*** Opening of Data shown ***

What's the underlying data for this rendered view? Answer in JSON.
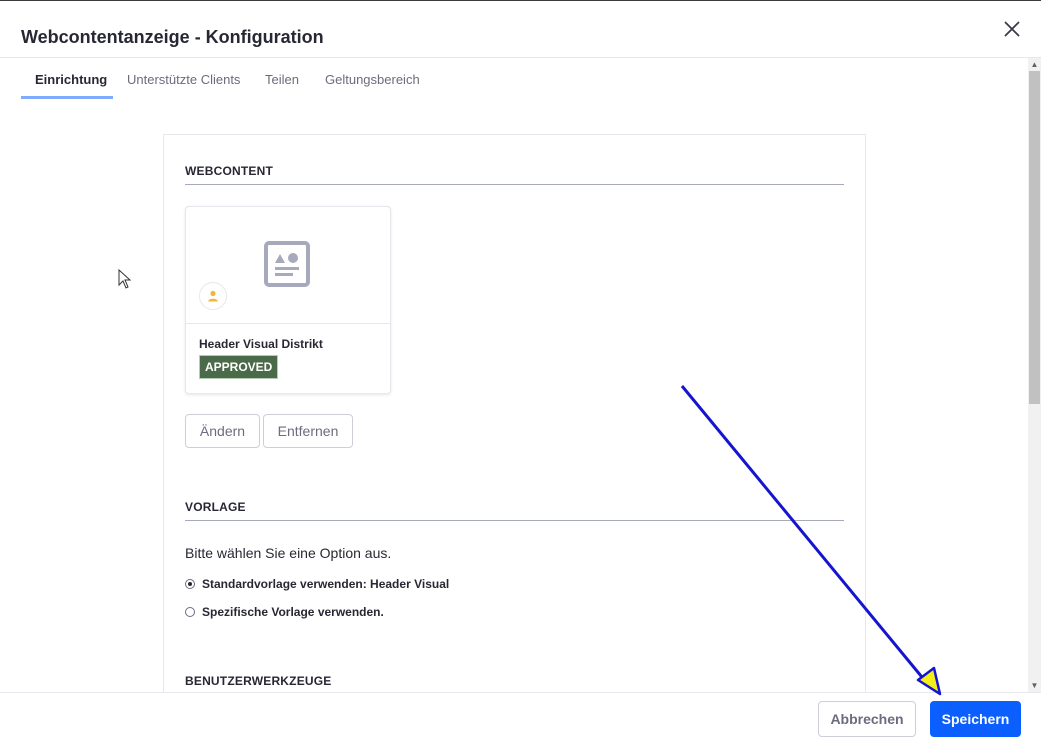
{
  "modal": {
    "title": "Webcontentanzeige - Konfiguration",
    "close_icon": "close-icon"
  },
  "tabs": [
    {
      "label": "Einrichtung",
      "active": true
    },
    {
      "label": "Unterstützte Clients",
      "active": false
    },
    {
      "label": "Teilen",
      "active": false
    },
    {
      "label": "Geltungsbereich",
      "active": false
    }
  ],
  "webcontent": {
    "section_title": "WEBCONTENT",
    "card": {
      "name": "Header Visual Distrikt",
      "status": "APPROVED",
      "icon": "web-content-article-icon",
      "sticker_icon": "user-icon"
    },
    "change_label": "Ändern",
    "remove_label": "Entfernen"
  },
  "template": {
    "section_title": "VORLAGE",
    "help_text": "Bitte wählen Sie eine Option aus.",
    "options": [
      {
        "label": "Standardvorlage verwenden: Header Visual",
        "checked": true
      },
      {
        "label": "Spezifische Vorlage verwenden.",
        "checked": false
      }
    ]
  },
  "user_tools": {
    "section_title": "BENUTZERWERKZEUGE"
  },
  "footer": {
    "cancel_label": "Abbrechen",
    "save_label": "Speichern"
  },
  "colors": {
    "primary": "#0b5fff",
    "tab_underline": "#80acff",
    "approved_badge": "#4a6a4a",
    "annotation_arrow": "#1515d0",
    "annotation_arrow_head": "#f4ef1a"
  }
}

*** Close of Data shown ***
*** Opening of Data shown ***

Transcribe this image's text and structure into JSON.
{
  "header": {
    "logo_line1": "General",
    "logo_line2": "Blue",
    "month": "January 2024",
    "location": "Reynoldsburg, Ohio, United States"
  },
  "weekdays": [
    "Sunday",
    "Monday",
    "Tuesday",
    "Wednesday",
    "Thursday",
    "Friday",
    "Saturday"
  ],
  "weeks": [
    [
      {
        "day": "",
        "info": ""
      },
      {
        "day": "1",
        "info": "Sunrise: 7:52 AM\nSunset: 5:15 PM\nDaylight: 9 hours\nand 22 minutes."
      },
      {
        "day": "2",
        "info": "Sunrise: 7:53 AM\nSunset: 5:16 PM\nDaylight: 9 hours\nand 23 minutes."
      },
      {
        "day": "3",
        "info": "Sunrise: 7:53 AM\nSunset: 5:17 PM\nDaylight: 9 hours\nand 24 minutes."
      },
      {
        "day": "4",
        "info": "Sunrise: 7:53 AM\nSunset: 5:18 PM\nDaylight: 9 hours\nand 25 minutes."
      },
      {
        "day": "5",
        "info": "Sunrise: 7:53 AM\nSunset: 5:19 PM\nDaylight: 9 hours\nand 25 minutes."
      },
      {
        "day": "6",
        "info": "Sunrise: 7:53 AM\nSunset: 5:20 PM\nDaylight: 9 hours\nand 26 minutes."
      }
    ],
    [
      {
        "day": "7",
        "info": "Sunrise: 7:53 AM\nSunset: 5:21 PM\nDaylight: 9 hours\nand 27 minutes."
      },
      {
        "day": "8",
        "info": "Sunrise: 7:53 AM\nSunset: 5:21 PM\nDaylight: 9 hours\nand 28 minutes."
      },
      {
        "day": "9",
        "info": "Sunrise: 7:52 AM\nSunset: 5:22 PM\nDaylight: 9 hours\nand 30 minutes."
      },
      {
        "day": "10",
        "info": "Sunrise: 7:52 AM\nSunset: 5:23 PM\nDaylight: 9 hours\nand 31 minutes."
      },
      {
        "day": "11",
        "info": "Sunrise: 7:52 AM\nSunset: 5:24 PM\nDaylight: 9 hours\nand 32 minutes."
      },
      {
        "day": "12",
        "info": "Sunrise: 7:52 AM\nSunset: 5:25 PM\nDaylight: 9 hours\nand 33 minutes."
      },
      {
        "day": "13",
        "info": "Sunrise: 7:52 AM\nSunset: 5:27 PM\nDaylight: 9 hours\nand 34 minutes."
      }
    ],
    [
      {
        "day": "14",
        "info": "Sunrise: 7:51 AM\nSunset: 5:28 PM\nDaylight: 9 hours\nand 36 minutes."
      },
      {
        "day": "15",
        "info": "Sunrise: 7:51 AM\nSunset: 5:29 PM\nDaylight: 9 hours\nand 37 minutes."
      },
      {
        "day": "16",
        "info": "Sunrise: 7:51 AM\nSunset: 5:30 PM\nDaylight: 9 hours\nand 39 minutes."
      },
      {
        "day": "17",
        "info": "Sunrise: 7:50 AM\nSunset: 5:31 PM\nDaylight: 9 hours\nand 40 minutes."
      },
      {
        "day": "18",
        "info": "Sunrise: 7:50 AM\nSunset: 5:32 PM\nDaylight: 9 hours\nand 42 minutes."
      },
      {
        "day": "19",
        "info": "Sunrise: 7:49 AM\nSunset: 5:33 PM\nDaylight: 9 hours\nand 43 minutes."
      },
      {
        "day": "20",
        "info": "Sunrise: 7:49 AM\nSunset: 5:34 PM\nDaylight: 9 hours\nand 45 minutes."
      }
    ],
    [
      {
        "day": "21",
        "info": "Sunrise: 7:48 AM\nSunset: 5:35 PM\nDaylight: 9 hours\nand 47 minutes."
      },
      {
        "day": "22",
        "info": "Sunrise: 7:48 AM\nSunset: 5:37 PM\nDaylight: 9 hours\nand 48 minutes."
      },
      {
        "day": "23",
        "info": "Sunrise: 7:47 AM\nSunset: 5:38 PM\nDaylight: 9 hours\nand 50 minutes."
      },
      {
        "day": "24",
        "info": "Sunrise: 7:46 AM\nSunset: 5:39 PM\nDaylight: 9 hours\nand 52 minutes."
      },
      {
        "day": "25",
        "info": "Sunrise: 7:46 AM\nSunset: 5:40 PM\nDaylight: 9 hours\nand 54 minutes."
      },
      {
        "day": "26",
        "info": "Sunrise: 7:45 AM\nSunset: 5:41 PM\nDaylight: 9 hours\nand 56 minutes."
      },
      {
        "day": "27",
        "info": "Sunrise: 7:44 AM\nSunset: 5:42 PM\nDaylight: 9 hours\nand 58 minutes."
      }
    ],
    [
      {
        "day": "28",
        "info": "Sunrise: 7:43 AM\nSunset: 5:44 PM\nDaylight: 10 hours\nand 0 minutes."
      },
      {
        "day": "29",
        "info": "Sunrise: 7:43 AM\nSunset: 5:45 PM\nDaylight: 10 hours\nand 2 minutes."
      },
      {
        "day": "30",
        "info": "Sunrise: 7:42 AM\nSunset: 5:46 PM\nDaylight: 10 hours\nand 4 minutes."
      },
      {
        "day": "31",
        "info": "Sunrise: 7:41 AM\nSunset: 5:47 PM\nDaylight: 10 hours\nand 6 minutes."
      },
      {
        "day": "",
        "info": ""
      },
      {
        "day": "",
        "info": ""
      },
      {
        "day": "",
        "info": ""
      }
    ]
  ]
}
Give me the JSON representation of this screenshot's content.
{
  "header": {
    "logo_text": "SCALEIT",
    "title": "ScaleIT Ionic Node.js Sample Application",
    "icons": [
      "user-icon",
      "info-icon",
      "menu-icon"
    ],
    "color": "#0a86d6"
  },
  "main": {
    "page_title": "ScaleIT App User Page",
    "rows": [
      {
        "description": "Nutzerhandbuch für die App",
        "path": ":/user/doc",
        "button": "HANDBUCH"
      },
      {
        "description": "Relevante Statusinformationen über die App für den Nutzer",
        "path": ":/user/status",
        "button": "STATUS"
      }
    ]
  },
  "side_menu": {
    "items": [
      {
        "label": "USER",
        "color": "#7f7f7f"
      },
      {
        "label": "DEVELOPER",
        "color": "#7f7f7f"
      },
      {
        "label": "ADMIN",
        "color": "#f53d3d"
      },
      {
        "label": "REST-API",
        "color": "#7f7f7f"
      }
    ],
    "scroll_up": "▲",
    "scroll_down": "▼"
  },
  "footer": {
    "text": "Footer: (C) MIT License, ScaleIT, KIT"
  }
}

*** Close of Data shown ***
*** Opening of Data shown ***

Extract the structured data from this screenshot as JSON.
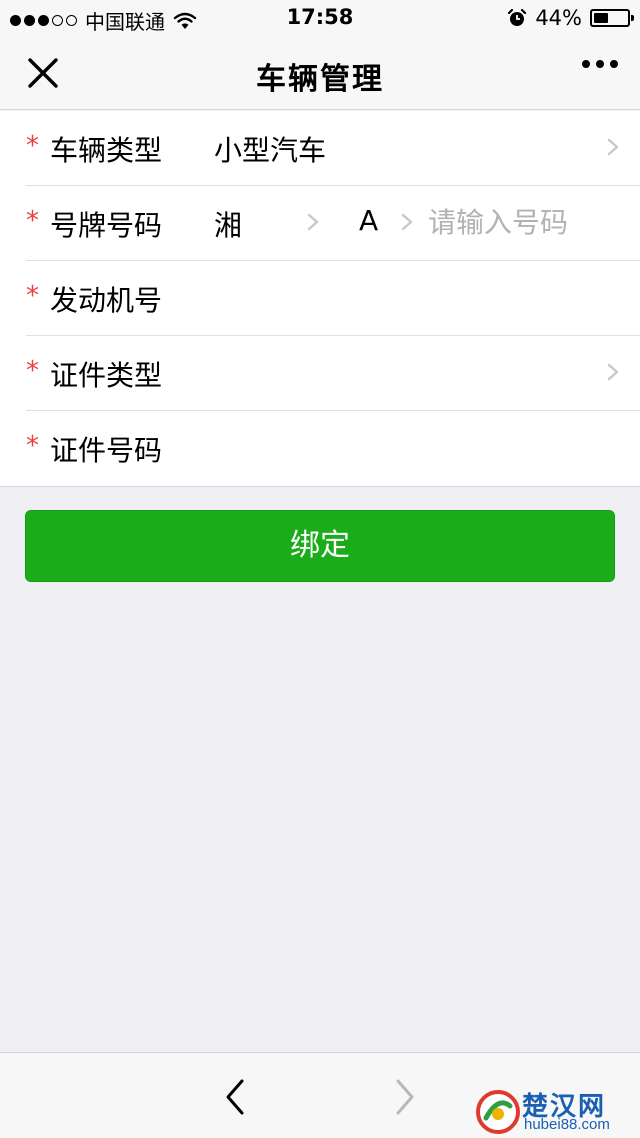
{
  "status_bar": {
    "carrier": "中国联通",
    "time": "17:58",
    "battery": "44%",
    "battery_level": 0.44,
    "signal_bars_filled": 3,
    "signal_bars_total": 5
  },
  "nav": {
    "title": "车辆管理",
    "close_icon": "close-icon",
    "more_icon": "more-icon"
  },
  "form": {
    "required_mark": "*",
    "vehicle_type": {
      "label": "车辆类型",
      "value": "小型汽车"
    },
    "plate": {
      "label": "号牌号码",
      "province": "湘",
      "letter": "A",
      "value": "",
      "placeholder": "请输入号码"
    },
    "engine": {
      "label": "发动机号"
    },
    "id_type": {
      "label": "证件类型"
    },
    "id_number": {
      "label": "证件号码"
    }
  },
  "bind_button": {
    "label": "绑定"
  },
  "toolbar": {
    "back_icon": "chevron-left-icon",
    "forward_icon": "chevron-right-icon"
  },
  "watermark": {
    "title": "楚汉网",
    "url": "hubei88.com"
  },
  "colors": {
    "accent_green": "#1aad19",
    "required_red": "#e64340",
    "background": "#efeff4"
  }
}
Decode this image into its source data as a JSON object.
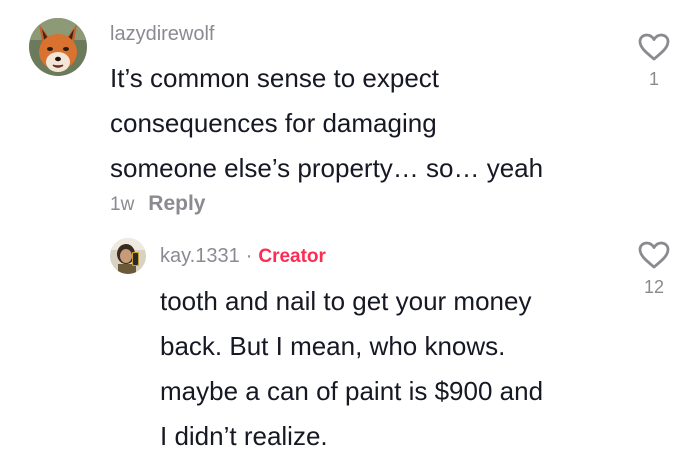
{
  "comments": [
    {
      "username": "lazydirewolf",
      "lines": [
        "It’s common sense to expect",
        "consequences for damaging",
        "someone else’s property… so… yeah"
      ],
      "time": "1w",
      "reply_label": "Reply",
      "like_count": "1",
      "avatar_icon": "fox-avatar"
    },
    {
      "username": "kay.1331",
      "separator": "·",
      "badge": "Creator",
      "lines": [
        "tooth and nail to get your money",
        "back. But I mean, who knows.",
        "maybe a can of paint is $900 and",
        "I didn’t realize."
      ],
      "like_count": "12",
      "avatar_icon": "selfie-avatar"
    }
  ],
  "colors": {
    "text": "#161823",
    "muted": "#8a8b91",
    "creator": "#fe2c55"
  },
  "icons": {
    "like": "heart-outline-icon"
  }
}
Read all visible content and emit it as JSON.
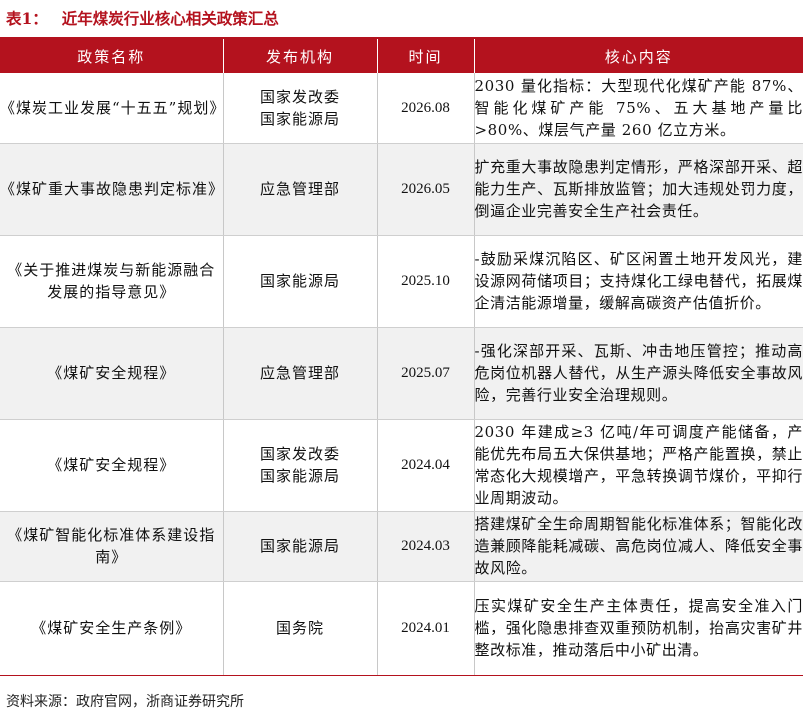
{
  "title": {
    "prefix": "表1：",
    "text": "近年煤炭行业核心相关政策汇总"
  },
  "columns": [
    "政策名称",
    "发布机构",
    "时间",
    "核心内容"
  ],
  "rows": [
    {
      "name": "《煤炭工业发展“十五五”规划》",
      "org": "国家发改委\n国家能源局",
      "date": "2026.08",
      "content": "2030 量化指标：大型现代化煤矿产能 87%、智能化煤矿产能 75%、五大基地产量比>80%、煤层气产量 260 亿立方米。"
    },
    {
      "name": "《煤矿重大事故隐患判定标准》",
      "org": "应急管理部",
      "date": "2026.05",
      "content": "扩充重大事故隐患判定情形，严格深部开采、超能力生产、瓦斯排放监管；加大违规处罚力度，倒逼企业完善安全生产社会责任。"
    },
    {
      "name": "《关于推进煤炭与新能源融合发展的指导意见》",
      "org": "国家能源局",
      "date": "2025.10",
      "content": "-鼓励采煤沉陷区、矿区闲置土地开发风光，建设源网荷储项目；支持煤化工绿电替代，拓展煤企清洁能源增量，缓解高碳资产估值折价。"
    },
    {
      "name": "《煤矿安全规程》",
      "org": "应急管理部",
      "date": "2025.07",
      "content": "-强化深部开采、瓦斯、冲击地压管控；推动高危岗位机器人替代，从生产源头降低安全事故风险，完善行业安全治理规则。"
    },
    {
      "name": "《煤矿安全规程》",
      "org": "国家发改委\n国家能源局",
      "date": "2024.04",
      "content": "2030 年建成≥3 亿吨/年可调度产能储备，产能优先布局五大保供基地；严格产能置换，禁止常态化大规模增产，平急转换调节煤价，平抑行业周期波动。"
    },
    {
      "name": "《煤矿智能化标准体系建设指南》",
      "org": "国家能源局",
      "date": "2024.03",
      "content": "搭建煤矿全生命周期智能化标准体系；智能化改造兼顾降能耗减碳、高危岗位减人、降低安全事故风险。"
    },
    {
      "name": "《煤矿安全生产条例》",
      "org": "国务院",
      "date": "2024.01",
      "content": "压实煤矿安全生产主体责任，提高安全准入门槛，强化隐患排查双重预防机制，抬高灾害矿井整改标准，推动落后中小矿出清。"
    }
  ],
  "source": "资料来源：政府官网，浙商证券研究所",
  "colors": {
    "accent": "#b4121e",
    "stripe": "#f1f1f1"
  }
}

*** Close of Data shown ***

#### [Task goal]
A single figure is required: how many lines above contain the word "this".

#### [Result of the exercise]
5